WORK ITEM>
Please count the lines in the entries below that include the word "your", and give only the number.

-- MATERIAL SHOWN follows --

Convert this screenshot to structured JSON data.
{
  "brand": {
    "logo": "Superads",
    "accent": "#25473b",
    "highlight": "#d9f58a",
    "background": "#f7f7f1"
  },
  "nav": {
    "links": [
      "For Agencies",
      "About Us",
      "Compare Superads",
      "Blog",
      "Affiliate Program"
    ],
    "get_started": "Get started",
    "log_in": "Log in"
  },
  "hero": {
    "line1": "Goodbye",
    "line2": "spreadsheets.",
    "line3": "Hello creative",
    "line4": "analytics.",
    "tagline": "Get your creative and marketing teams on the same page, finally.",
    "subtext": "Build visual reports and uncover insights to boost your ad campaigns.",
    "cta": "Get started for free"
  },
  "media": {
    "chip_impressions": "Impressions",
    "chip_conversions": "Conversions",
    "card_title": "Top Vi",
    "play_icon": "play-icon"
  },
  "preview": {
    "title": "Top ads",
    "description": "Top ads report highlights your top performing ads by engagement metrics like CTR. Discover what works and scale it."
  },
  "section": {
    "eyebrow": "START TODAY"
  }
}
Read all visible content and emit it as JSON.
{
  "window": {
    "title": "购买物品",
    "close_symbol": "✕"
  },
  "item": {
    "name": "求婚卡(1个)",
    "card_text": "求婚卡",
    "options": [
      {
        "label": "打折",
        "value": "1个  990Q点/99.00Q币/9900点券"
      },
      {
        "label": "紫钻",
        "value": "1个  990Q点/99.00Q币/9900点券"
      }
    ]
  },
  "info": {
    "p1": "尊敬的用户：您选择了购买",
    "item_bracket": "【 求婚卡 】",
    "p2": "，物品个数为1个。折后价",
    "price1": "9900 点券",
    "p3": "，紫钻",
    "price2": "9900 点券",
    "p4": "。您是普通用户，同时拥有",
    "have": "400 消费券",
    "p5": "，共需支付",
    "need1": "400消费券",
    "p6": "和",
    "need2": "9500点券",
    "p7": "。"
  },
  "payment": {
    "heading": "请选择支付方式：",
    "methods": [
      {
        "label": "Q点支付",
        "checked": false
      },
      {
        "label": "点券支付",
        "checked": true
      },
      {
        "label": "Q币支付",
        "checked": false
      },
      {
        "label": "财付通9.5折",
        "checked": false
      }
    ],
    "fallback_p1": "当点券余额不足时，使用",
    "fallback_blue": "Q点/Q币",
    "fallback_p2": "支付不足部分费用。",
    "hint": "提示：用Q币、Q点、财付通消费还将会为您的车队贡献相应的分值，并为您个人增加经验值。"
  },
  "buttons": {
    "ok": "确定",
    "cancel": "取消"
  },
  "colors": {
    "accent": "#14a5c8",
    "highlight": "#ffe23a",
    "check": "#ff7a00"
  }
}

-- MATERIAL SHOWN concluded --

EXERCISE OUTPUT>
3